+++ Data for review +++
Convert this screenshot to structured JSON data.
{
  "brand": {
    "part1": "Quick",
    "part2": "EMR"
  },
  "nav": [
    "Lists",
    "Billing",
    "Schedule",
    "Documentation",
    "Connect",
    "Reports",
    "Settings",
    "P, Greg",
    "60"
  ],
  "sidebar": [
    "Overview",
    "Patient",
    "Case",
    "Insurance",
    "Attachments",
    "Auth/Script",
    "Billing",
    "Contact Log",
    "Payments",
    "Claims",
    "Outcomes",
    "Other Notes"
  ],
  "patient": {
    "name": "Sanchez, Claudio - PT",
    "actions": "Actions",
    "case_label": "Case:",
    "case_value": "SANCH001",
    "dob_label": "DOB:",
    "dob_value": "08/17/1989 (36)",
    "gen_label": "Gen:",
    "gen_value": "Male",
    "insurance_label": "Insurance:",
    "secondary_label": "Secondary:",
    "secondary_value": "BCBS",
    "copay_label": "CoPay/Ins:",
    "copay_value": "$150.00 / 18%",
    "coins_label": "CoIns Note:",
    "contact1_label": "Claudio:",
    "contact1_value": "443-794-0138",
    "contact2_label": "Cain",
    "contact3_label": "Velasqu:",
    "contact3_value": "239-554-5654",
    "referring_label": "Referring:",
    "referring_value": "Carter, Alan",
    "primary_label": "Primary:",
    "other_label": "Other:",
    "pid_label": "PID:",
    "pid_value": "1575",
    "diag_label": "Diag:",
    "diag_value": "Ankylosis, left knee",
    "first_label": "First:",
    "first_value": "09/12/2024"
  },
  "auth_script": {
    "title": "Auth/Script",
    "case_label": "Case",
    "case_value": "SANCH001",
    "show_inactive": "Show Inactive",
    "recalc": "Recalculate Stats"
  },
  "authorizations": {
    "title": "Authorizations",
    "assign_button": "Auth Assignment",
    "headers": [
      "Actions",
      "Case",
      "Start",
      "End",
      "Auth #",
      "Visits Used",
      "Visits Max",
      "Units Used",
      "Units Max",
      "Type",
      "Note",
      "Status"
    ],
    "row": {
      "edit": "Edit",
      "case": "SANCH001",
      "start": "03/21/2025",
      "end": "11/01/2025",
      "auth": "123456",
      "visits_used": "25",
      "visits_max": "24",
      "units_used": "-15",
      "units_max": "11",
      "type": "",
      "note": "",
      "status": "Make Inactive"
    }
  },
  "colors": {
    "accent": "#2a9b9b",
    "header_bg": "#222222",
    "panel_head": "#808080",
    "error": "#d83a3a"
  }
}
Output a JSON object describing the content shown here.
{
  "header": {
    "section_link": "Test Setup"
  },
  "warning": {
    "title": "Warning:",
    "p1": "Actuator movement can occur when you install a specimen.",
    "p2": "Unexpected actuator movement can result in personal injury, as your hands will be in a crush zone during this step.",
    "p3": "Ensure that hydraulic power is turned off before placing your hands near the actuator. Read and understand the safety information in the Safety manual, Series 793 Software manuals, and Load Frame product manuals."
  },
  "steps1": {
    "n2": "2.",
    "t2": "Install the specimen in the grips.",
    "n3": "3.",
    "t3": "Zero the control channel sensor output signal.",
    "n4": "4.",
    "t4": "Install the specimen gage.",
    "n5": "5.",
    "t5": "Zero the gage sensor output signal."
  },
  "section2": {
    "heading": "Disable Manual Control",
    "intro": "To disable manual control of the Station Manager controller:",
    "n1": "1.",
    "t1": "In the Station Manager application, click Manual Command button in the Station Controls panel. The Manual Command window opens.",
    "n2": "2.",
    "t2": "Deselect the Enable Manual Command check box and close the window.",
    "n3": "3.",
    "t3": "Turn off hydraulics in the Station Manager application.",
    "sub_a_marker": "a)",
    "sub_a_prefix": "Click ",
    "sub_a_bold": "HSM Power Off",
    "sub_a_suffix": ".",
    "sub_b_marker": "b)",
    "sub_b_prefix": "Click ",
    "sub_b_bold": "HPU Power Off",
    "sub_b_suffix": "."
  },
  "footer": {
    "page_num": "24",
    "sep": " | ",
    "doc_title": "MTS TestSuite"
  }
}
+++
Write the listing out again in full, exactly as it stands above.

- [Answer section]:
Convert this screenshot to structured JSON data.
{
  "brand": {
    "part1": "Quick",
    "part2": "EMR"
  },
  "nav": [
    "Lists",
    "Billing",
    "Schedule",
    "Documentation",
    "Connect",
    "Reports",
    "Settings",
    "P, Greg",
    "60"
  ],
  "sidebar": [
    "Overview",
    "Patient",
    "Case",
    "Insurance",
    "Attachments",
    "Auth/Script",
    "Billing",
    "Contact Log",
    "Payments",
    "Claims",
    "Outcomes",
    "Other Notes"
  ],
  "patient": {
    "name": "Sanchez, Claudio - PT",
    "actions": "Actions",
    "case_label": "Case:",
    "case_value": "SANCH001",
    "dob_label": "DOB:",
    "dob_value": "08/17/1989 (36)",
    "gen_label": "Gen:",
    "gen_value": "Male",
    "insurance_label": "Insurance:",
    "secondary_label": "Secondary:",
    "secondary_value": "BCBS",
    "copay_label": "CoPay/Ins:",
    "copay_value": "$150.00 / 18%",
    "coins_label": "CoIns Note:",
    "contact1_label": "Claudio:",
    "contact1_value": "443-794-0138",
    "contact2_label": "Cain",
    "contact3_label": "Velasqu:",
    "contact3_value": "239-554-5654",
    "referring_label": "Referring:",
    "referring_value": "Carter, Alan",
    "primary_label": "Primary:",
    "other_label": "Other:",
    "pid_label": "PID:",
    "pid_value": "1575",
    "diag_label": "Diag:",
    "diag_value": "Ankylosis, left knee",
    "first_label": "First:",
    "first_value": "09/12/2024"
  },
  "auth_script": {
    "title": "Auth/Script",
    "case_label": "Case",
    "case_value": "SANCH001",
    "show_inactive": "Show Inactive",
    "recalc": "Recalculate Stats"
  },
  "authorizations": {
    "title": "Authorizations",
    "assign_button": "Auth Assignment",
    "headers": [
      "Actions",
      "Case",
      "Start",
      "End",
      "Auth #",
      "Visits Used",
      "Visits Max",
      "Units Used",
      "Units Max",
      "Type",
      "Note",
      "Status"
    ],
    "row": {
      "edit": "Edit",
      "case": "SANCH001",
      "start": "03/21/2025",
      "end": "11/01/2025",
      "auth": "123456",
      "visits_used": "25",
      "visits_max": "24",
      "units_used": "-15",
      "units_max": "11",
      "type": "",
      "note": "",
      "status": "Make Inactive"
    }
  },
  "colors": {
    "accent": "#2a9b9b",
    "header_bg": "#222222",
    "panel_head": "#808080",
    "error": "#d83a3a"
  }
}
Output a JSON object describing the content shown here.
{
  "header": {
    "section_link": "Test Setup"
  },
  "warning": {
    "title": "Warning:",
    "p1": "Actuator movement can occur when you install a specimen.",
    "p2": "Unexpected actuator movement can result in personal injury, as your hands will be in a crush zone during this step.",
    "p3": "Ensure that hydraulic power is turned off before placing your hands near the actuator. Read and understand the safety information in the Safety manual, Series 793 Software manuals, and Load Frame product manuals."
  },
  "steps1": {
    "n2": "2.",
    "t2": "Install the specimen in the grips.",
    "n3": "3.",
    "t3": "Zero the control channel sensor output signal.",
    "n4": "4.",
    "t4": "Install the specimen gage.",
    "n5": "5.",
    "t5": "Zero the gage sensor output signal."
  },
  "section2": {
    "heading": "Disable Manual Control",
    "intro": "To disable manual control of the Station Manager controller:",
    "n1": "1.",
    "t1": "In the Station Manager application, click Manual Command button in the Station Controls panel. The Manual Command window opens.",
    "n2": "2.",
    "t2": "Deselect the Enable Manual Command check box and close the window.",
    "n3": "3.",
    "t3": "Turn off hydraulics in the Station Manager application.",
    "sub_a_marker": "a)",
    "sub_a_prefix": "Click ",
    "sub_a_bold": "HSM Power Off",
    "sub_a_suffix": ".",
    "sub_b_marker": "b)",
    "sub_b_prefix": "Click ",
    "sub_b_bold": "HPU Power Off",
    "sub_b_suffix": "."
  },
  "footer": {
    "page_num": "24",
    "sep": " | ",
    "doc_title": "MTS TestSuite"
  }
}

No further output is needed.